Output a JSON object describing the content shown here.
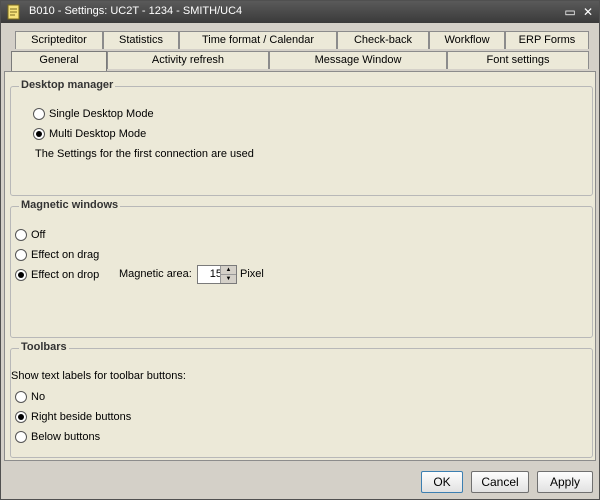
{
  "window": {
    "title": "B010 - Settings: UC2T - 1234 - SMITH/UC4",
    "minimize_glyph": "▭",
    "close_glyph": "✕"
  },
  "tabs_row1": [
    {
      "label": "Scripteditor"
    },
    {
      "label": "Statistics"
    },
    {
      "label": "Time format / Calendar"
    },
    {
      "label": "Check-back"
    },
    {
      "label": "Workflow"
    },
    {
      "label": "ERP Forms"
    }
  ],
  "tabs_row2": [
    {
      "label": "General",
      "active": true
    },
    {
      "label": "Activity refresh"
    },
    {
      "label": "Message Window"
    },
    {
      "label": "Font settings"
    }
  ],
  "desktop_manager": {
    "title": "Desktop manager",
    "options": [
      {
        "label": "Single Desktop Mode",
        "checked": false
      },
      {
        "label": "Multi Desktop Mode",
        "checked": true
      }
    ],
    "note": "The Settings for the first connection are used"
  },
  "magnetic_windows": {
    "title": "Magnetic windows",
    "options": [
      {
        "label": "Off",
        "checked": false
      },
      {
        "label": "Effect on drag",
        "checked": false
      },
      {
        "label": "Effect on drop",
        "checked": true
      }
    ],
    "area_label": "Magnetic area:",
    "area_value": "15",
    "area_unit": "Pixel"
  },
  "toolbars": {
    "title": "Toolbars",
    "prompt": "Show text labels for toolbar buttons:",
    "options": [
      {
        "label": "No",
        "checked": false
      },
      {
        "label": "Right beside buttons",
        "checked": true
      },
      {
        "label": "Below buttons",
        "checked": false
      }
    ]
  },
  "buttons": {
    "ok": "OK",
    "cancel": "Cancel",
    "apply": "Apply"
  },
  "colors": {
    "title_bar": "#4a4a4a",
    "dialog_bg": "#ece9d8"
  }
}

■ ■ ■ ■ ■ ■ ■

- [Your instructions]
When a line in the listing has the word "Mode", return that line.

- [Exercise output]
        "label": "Single Desktop Mode",
        "label": "Multi Desktop Mode",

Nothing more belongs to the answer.